“What was that?” Conlyn asked, looking up to Harlowe.
“That? That was a vision of the sisterhood,” Harlowe answered without looking up, “When she’s ready to tell us, Hana has just seen something that someone thinks we need to know.”
“He’s so small,” Aden smiled, cradling their baby in his arms as he stood by her bedside. She laughed and cried at the same time, only partly due to the cocktail of hormones pumping through her body at the moment. She’d done it—they had a beautiful baby boy, her son, and his father was there holding him carefully. “He’s so tiny. What if I drop him?” Aden looked up at her with worried eyes.
“Well—Don’t.” She advised.
He nodded sagely, like she’d just revealed the meaning of life to him. “Don’t drop him. Okay. That’s good.” He looked back down at the squished pink face. “This is amazing, Brenna.
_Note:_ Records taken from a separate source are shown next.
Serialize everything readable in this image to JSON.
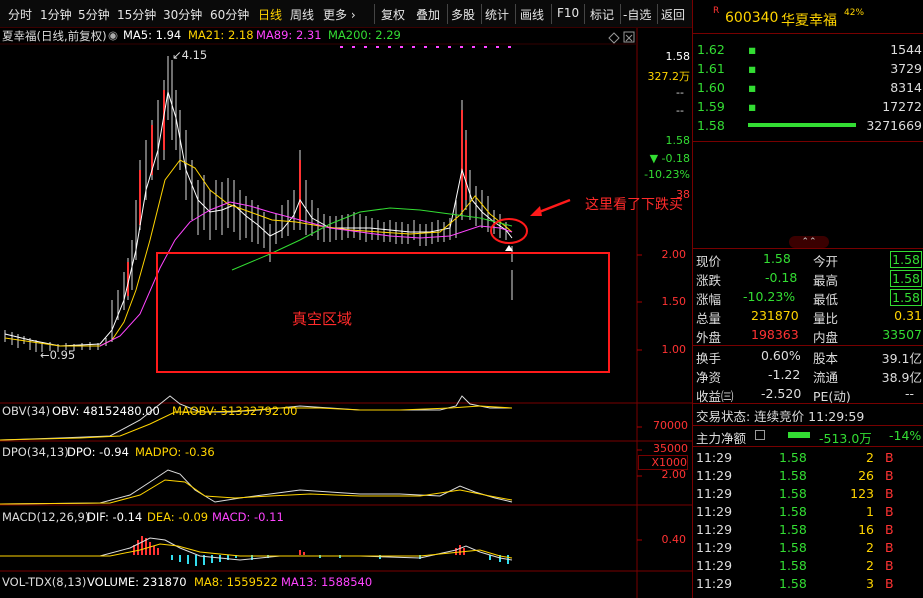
{
  "toolbar": {
    "items": [
      "分时",
      "1分钟",
      "5分钟",
      "15分钟",
      "30分钟",
      "60分钟",
      "日线",
      "周线",
      "更多 ›",
      "复权",
      "叠加",
      "多股",
      "统计",
      "画线",
      "F10",
      "标记",
      "-自选",
      "返回"
    ]
  },
  "main": {
    "title": "夏幸福(日线,前复权)",
    "ma5": "MA5: 1.94",
    "ma21": "MA21: 2.18",
    "ma89": "MA89: 2.31",
    "ma200": "MA200: 2.29",
    "high_label": "4.15",
    "low_label": "←0.95",
    "price_ticks": [
      "2.00",
      "1.50",
      "1.00"
    ],
    "top_price": "1.58",
    "top_vol": "327.2万",
    "dash1": "--",
    "dash2": "--",
    "info_price": "1.58",
    "info_change": "▼ -0.18",
    "info_pct": "-10.23%",
    "info_38": "38",
    "vacuum_label": "真空区域",
    "annotation": "这里看了下跌买"
  },
  "obv": {
    "title": "OBV(34)",
    "obv": "OBV: 48152480.00",
    "maobv": "MAOBV: 51332792.00",
    "ticks": [
      "70000",
      "35000"
    ],
    "unit": "X1000"
  },
  "dpo": {
    "title": "DPO(34,13)",
    "dpo": "DPO: -0.94",
    "madpo": "MADPO: -0.36",
    "tick": "2.00"
  },
  "macd": {
    "title": "MACD(12,26,9)",
    "dif": "DIF: -0.14",
    "dea": "DEA: -0.09",
    "macd": "MACD: -0.11",
    "tick": "0.40"
  },
  "vol": {
    "title": "VOL-TDX(8,13)",
    "volume": "VOLUME: 231870",
    "ma8": "MA8: 1559522",
    "ma13": "MA13: 1588540"
  },
  "quote": {
    "badge": "R",
    "code": "600340",
    "name": "华夏幸福",
    "pct": "42%",
    "book": [
      {
        "price": "1.62",
        "vol": "1544"
      },
      {
        "price": "1.61",
        "vol": "3729"
      },
      {
        "price": "1.60",
        "vol": "8314"
      },
      {
        "price": "1.59",
        "vol": "17272"
      },
      {
        "price": "1.58",
        "vol": "3271669"
      }
    ],
    "stats": [
      {
        "k1": "现价",
        "v1": "1.58",
        "k2": "今开",
        "v2": "1.58"
      },
      {
        "k1": "涨跌",
        "v1": "-0.18",
        "k2": "最高",
        "v2": "1.58"
      },
      {
        "k1": "涨幅",
        "v1": "-10.23%",
        "k2": "最低",
        "v2": "1.58"
      },
      {
        "k1": "总量",
        "v1": "231870",
        "k2": "量比",
        "v2": "0.31"
      },
      {
        "k1": "外盘",
        "v1": "198363",
        "k2": "内盘",
        "v2": "33507"
      }
    ],
    "stats2": [
      {
        "k1": "换手",
        "v1": "0.60%",
        "k2": "股本",
        "v2": "39.1亿"
      },
      {
        "k1": "净资",
        "v1": "-1.22",
        "k2": "流通",
        "v2": "38.9亿"
      },
      {
        "k1": "收益㈢",
        "v1": "-2.520",
        "k2": "PE(动)",
        "v2": "--"
      }
    ],
    "trade_status": "交易状态: 连续竞价 11:29:59",
    "main_flow_label": "主力净额",
    "main_flow_value": "-513.0万",
    "main_flow_pct": "-14%",
    "ticks": [
      {
        "t": "11:29",
        "p": "1.58",
        "v": "2",
        "s": "B"
      },
      {
        "t": "11:29",
        "p": "1.58",
        "v": "26",
        "s": "B"
      },
      {
        "t": "11:29",
        "p": "1.58",
        "v": "123",
        "s": "B"
      },
      {
        "t": "11:29",
        "p": "1.58",
        "v": "1",
        "s": "B"
      },
      {
        "t": "11:29",
        "p": "1.58",
        "v": "16",
        "s": "B"
      },
      {
        "t": "11:29",
        "p": "1.58",
        "v": "2",
        "s": "B"
      },
      {
        "t": "11:29",
        "p": "1.58",
        "v": "2",
        "s": "B"
      },
      {
        "t": "11:29",
        "p": "1.58",
        "v": "3",
        "s": "B"
      }
    ]
  },
  "colors": {
    "up": "#ff3333",
    "down": "#33dd33",
    "ma5": "#ffffff",
    "ma21": "#ffd400",
    "ma89": "#ff44ff",
    "ma200": "#33dd33",
    "frame": "#700000"
  }
}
I know that it’s—complicated, this boy and me and you. But—thank you for letting me be here—letting me be a part of this moment and letting me be a part of his life.”
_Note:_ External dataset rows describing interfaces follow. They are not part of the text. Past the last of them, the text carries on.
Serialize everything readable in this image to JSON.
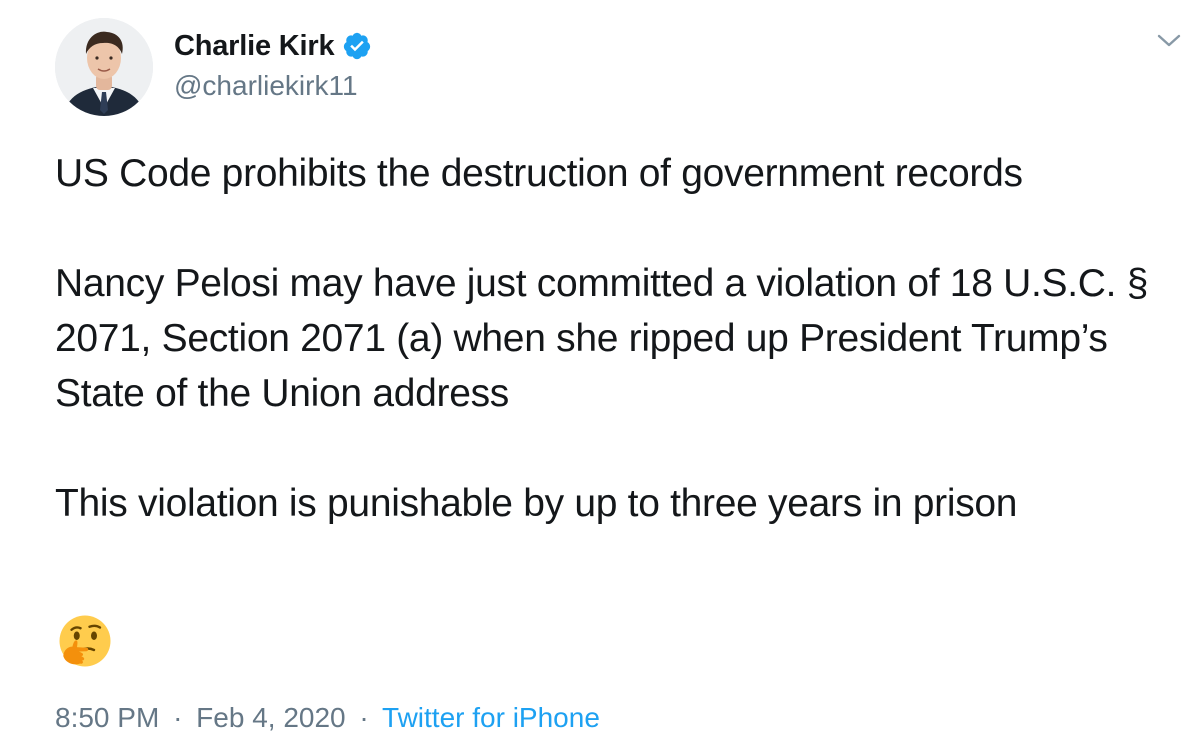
{
  "author": {
    "display_name": "Charlie Kirk",
    "handle": "@charliekirk11",
    "verified": true
  },
  "tweet": {
    "lines": [
      "US Code prohibits the destruction of government records",
      "Nancy Pelosi may have just committed a violation of 18 U.S.C. § 2071, Section 2071 (a) when she ripped up President Trump’s State of the Union address",
      "This violation is punishable by up to three years in prison"
    ],
    "emoji": "thinking-face-icon"
  },
  "meta": {
    "time": "8:50 PM",
    "separator": "·",
    "date": "Feb 4, 2020",
    "source": "Twitter for iPhone"
  },
  "colors": {
    "text": "#14171a",
    "secondary": "#657786",
    "accent": "#1da1f2"
  },
  "icons": {
    "menu": "chevron-down-icon",
    "verified": "verified-badge-icon"
  }
}
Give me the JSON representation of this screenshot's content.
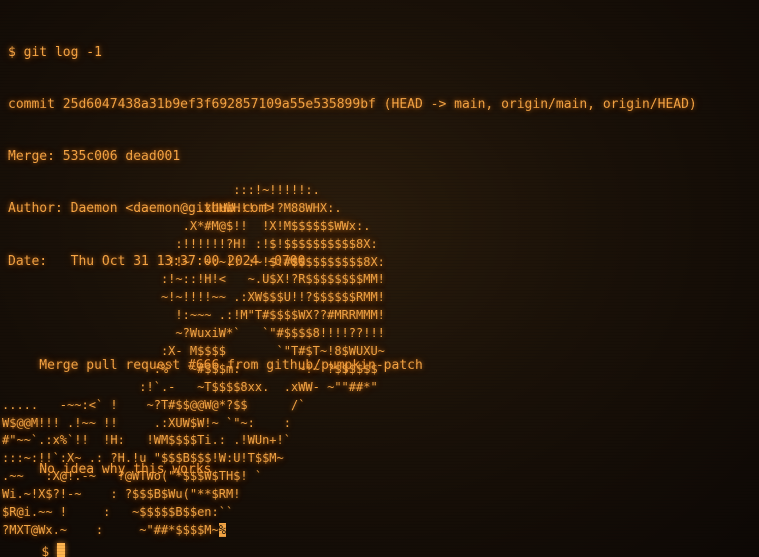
{
  "terminal": {
    "command": "$ git log -1",
    "commit_line": "commit 25d6047438a31b9ef3f692857109a55e535899bf (HEAD -> main, origin/main, origin/HEAD)",
    "merge_line": "Merge: 535c006 dead001",
    "author_line": "Author: Daemon <daemon@github.com>",
    "date_line": "Date:   Thu Oct 31 13:37:00 2024 -0700",
    "message_title": "    Merge pull request #666 from github/pumpkin-patch",
    "message_body": "    No idea why this works",
    "prompt_symbol": "$",
    "cursor_label": "cursor",
    "ascii_art": [
      "                                :::!~!!!!!:.",
      "                           .xUHWH!! !!?M88WHX:.",
      "                         .X*#M@$!!  !X!M$$$$$$WWx:.",
      "                        :!!!!!!?H! :!$!$$$$$$$$$$8X:",
      "                       !!~  ~:~!! :~!$!#$$$$$$$$$$8X:",
      "                      :!~::!H!<   ~.U$X!?R$$$$$$$$MM!",
      "                      ~!~!!!!~~ .:XW$$$U!!?$$$$$$RMM!",
      "                        !:~~~ .:!M\"T#$$$$WX??#MRRMMM!",
      "                        ~?WuxiW*`   `\"#$$$$8!!!!??!!!",
      "                      :X- M$$$$       `\"T#$T~!8$WUXU~",
      "                     :%`  ~#$$$m:        ~!~ ?$$$$$$",
      "                   :!`.-   ~T$$$$8xx.  .xWW- ~\"\"##*\"",
      ".....   -~~:<` !    ~?T#$$@@W@*?$$      /`",
      "W$@@M!!! .!~~ !!     .:XUW$W!~ `\"~:    :",
      "#\"~~`.:x%`!!  !H:   !WM$$$$Ti.: .!WUn+!`",
      ":::~:!!`:X~ .: ?H.!u \"$$$B$$$!W:U!T$$M~",
      ".~~   :X@!.-~   ?@WTWo(\"*$$$W$TH$! `",
      "Wi.~!X$?!-~    : ?$$$B$Wu(\"**$RM!",
      "$R@i.~~ !     :   ~$$$$$B$$en:``",
      "?MXT@Wx.~    :     ~\"##*$$$$M~"
    ],
    "ascii_tail_highlight": "%"
  },
  "colors": {
    "text": "#f6a544",
    "background": "#1a1108",
    "cursor": "#ffb54f"
  }
}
“It is complicated, Aden—but it was always going to be complicated. Besides, none of this was your fault, or his fault, or my fault—so why would I let any of us suffer. Let me say this right now, so that my belief is clear and there is no confusion in the future. As far as I am concerned, you are that boy’s father. The three of us are a family. Add Demi, and we’re an extended family. We’ll have to figure out some of the legal workings—but as far as we should think, should say socially, we’re a family. Deal?”
Aden could only tear his eyes away from the little boy for a second to smile up at Brenna, but she understood that. “Deal. Thank you so much. I’ll never be able to make this up to you.”
“So—“ Brenna shifted to the side of the bed, and Aden crawled carefully into bed next to her, handing over their son she could hold him close as well. “What do you think we should name him?”
Aden reached out to touch the little boy’s nose gently. “You want me to be a part of naming him? Really?”
“Oh Aden,” Brenna laughed, resting her head against his shoulder, “What part of ‘You’re his father’ aren’t you getting?”
“Oh—oh yeah.” Aden laughed too, and the little boy stirred slightly in his sleep. Both new parents were ridiculously still for a moment, to make sure he wouldn’t wake any further, but then Aden whispered. “Well—What do you think about Tommy?”